- _Task instructions_
Only the lines holding the string "Sensitivity" are needed; copy each of them from the data.

___

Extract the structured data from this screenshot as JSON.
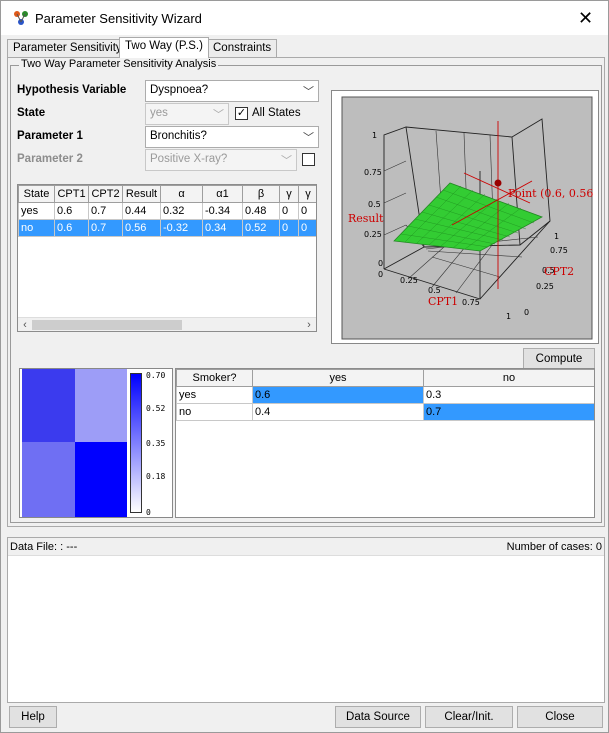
{
  "window": {
    "title": "Parameter Sensitivity Wizard",
    "close_glyph": "✕"
  },
  "tabs": [
    {
      "label": "Parameter Sensitivity"
    },
    {
      "label": "Two Way (P.S.)"
    },
    {
      "label": "Constraints"
    }
  ],
  "analysis": {
    "group_title": "Two Way Parameter Sensitivity Analysis",
    "hypothesis_label": "Hypothesis Variable",
    "hypothesis_value": "Dyspnoea?",
    "state_label": "State",
    "state_value": "yes",
    "all_states_label": "All States",
    "all_states_checked": true,
    "parameter1_label": "Parameter 1",
    "parameter1_value": "Bronchitis?",
    "parameter2_label": "Parameter 2",
    "parameter2_value": "Positive X-ray?",
    "parameter2_checked": false
  },
  "results_table": {
    "columns": [
      "State",
      "CPT1",
      "CPT2",
      "Result",
      "α",
      "α1",
      "β",
      "γ",
      "γ"
    ],
    "rows": [
      [
        "yes",
        "0.6",
        "0.7",
        "0.44",
        "0.32",
        "-0.34",
        "0.48",
        "0",
        "0"
      ],
      [
        "no",
        "0.6",
        "0.7",
        "0.56",
        "-0.32",
        "0.34",
        "0.52",
        "0",
        "0"
      ]
    ],
    "selected_row": 1
  },
  "plot": {
    "z_ticks": [
      "0",
      "0.25",
      "0.5",
      "0.75",
      "1"
    ],
    "x_ticks": [
      "0",
      "0.25",
      "0.5",
      "0.75",
      "1"
    ],
    "y_ticks": [
      "0",
      "0.25",
      "0.5",
      "0.75",
      "1"
    ],
    "z_label": "Result",
    "x_label": "CPT1",
    "y_label": "CPT2",
    "point_label": "Point (0.6, 0.56",
    "surface_color": "#33cc33"
  },
  "compute_button": "Compute",
  "heatmap": {
    "scale_ticks": [
      "0.70",
      "0.52",
      "0.35",
      "0.18",
      "0"
    ],
    "cells": [
      {
        "value": 0.6,
        "color": "#3b3bee"
      },
      {
        "value": 0.3,
        "color": "#9d9df7"
      },
      {
        "value": 0.4,
        "color": "#6f6ff3"
      },
      {
        "value": 0.7,
        "color": "#0000ff"
      }
    ]
  },
  "cpt_table": {
    "header": [
      "Smoker?",
      "yes",
      "no"
    ],
    "rows": [
      [
        "yes",
        "0.6",
        "0.3"
      ],
      [
        "no",
        "0.4",
        "0.7"
      ]
    ]
  },
  "data_panel": {
    "file_label": "Data File: : ---",
    "cases_label": "Number of cases: 0"
  },
  "buttons": {
    "help": "Help",
    "data_source": "Data Source",
    "clear": "Clear/Init.",
    "close": "Close"
  }
}
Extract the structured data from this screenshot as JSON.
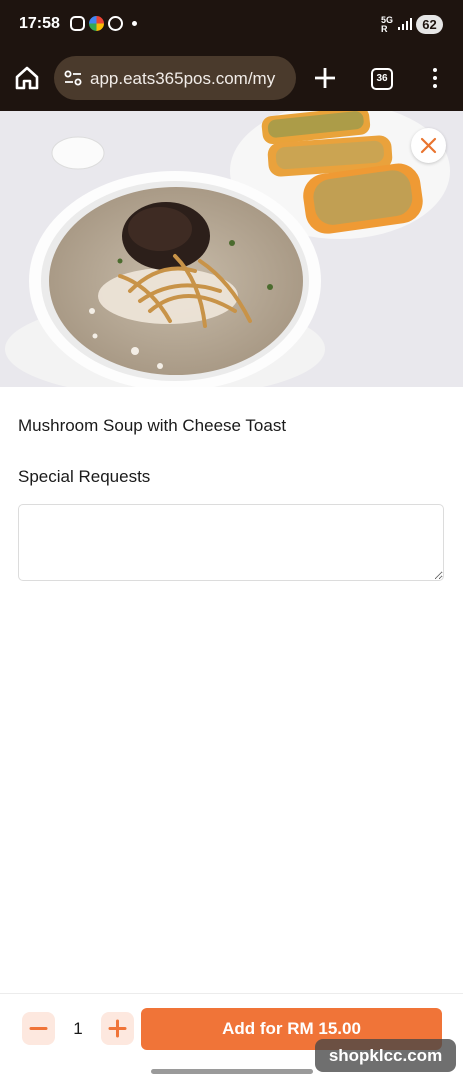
{
  "status_bar": {
    "time": "17:58",
    "network": "5G",
    "network_sub": "R",
    "battery": "62"
  },
  "browser": {
    "url": "app.eats365pos.com/my",
    "tab_count": "36"
  },
  "item": {
    "name": "Mushroom Soup with Cheese Toast",
    "special_requests_label": "Special Requests",
    "special_requests_value": "",
    "special_requests_placeholder": ""
  },
  "order": {
    "quantity": "1",
    "add_label": "Add for RM 15.00"
  },
  "watermark": "shopklcc.com",
  "colors": {
    "accent": "#f07438",
    "accent_light": "#fde8df",
    "chrome": "#1e140f"
  }
}
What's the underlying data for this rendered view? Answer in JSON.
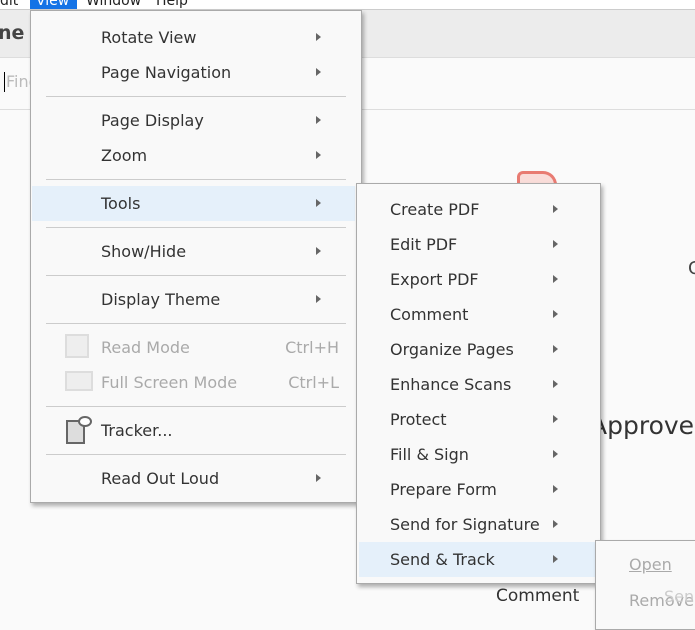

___

- _Answer for this exercise_
    "title": "Parameter Sensitivity Wizard",
      "label": "Parameter Sensitivity"
    "group_title": "Two Way Parameter Sensitivity Analysis",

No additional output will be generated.